**TASK PROMPT:** Return the listing exactly as it appears, but strip out the images.

-------

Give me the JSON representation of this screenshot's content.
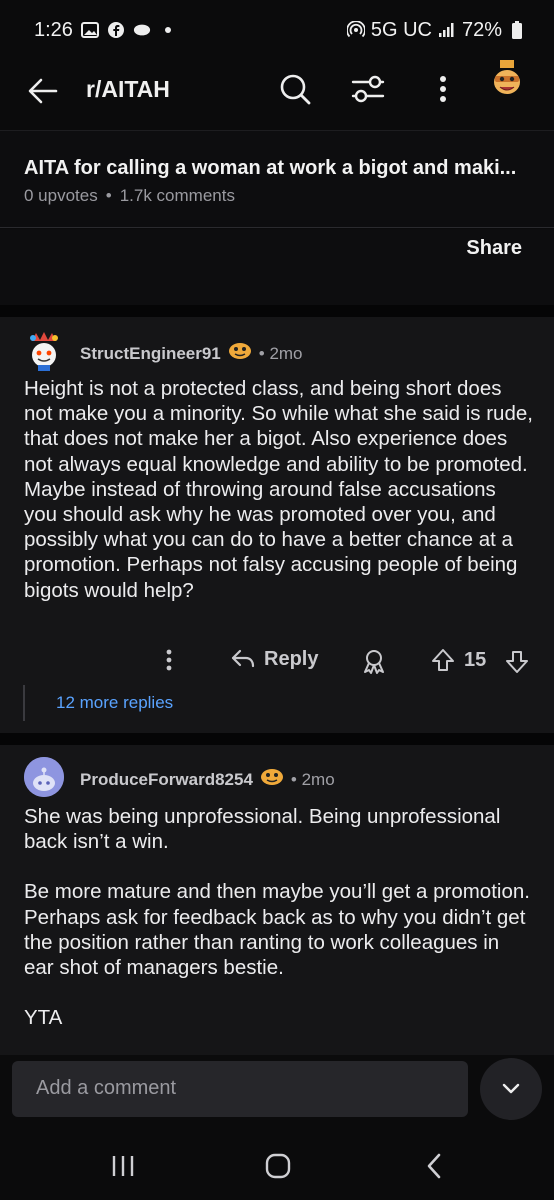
{
  "status_bar": {
    "time": "1:26",
    "network": "5G UC",
    "battery": "72%"
  },
  "app_bar": {
    "subreddit": "r/AITAH"
  },
  "post": {
    "title": "AITA for calling a woman at work a bigot and maki...",
    "upvotes": "0 upvotes",
    "separator": "•",
    "comments": "1.7k comments",
    "share_label": "Share"
  },
  "comments": [
    {
      "username": "StructEngineer91",
      "age": "• 2mo",
      "body": "Height is not a protected class, and being short does not make you a minority. So while what she said is rude, that does not make her a bigot. Also experience does not always equal knowledge and ability to be promoted. Maybe instead of throwing around false accusations you should ask why he was promoted over you, and possibly what you can do to have a better chance at a promotion. Perhaps not falsy accusing people of being bigots would help?",
      "reply_label": "Reply",
      "score": "15",
      "more_replies": "12 more replies"
    },
    {
      "username": "ProduceForward8254",
      "age": "• 2mo",
      "body_p1": "She was being unprofessional. Being unprofessional back isn’t a win.",
      "body_p2": "Be more mature and then maybe you’ll get a promotion. Perhaps ask for feedback back as to why you didn’t get the position rather than ranting to work colleagues in ear shot of managers bestie.",
      "body_p3": "YTA"
    }
  ],
  "composer": {
    "placeholder": "Add a comment"
  },
  "colors": {
    "link": "#5aa3ff",
    "background": "#0b0b0c",
    "card": "#151517"
  }
}
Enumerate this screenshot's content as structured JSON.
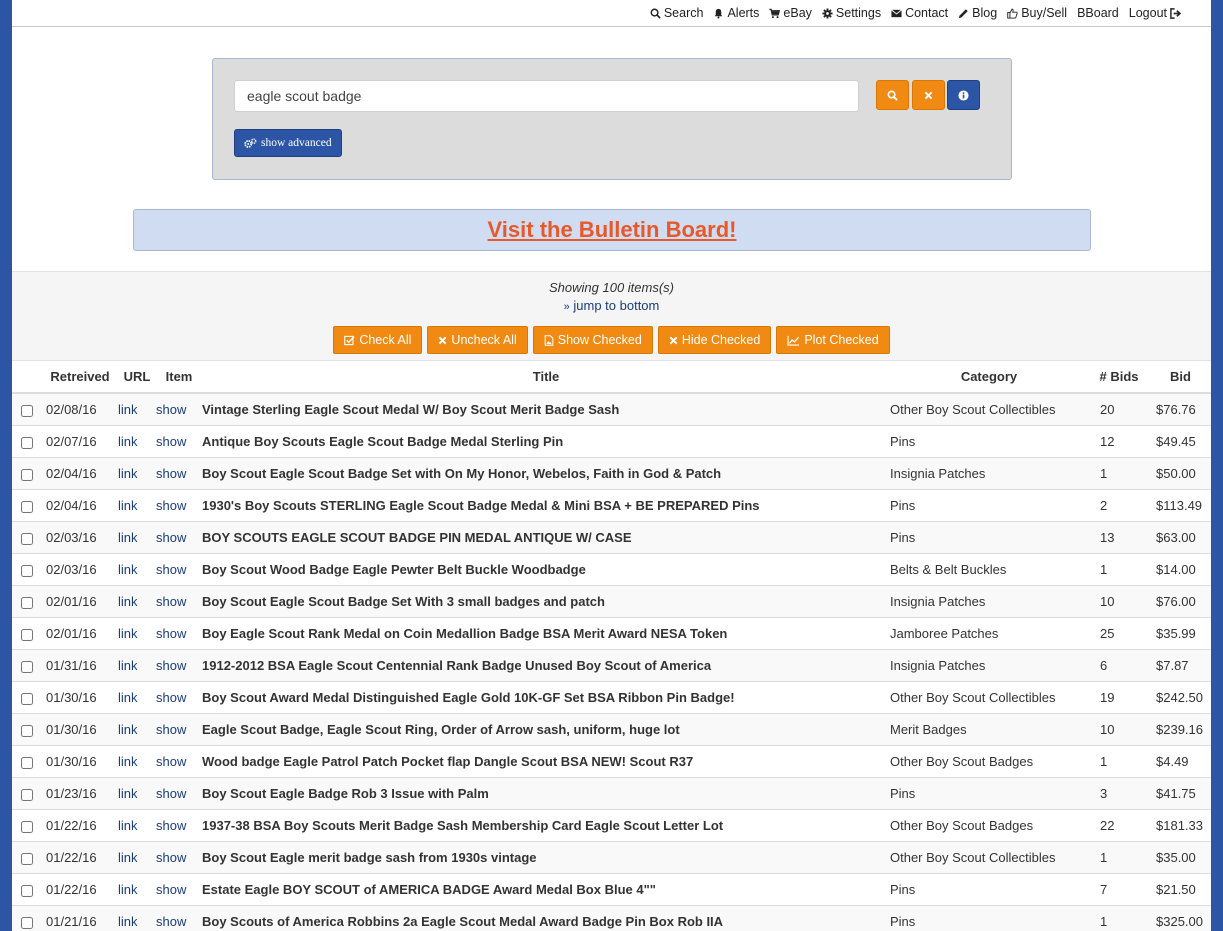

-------

**COMPLETED EXERCISE:**
Give me the JSON representation of this screenshot's content.
{
  "status_bar": {
    "time": "1:26",
    "network": "5G UC",
    "battery": "72%"
  },
  "app_bar": {
    "subreddit": "r/AITAH"
  },
  "post": {
    "title": "AITA for calling a woman at work a bigot and maki...",
    "upvotes": "0 upvotes",
    "separator": "•",
    "comments": "1.7k comments",
    "share_label": "Share"
  },
  "comments": [
    {
      "username": "StructEngineer91",
      "age": "• 2mo",
      "body": "Height is not a protected class, and being short does not make you a minority. So while what she said is rude, that does not make her a bigot. Also experience does not always equal knowledge and ability to be promoted. Maybe instead of throwing around false accusations you should ask why he was promoted over you, and possibly what you can do to have a better chance at a promotion. Perhaps not falsy accusing people of being bigots would help?",
      "reply_label": "Reply",
      "score": "15",
      "more_replies": "12 more replies"
    },
    {
      "username": "ProduceForward8254",
      "age": "• 2mo",
      "body_p1": "She was being unprofessional. Being unprofessional back isn’t a win.",
      "body_p2": "Be more mature and then maybe you’ll get a promotion. Perhaps ask for feedback back as to why you didn’t get the position rather than ranting to work colleagues in ear shot of managers bestie.",
      "body_p3": "YTA"
    }
  ],
  "composer": {
    "placeholder": "Add a comment"
  },
  "colors": {
    "link": "#5aa3ff",
    "background": "#0b0b0c",
    "card": "#151517"
  }
}
Enumerate this screenshot's content as structured JSON.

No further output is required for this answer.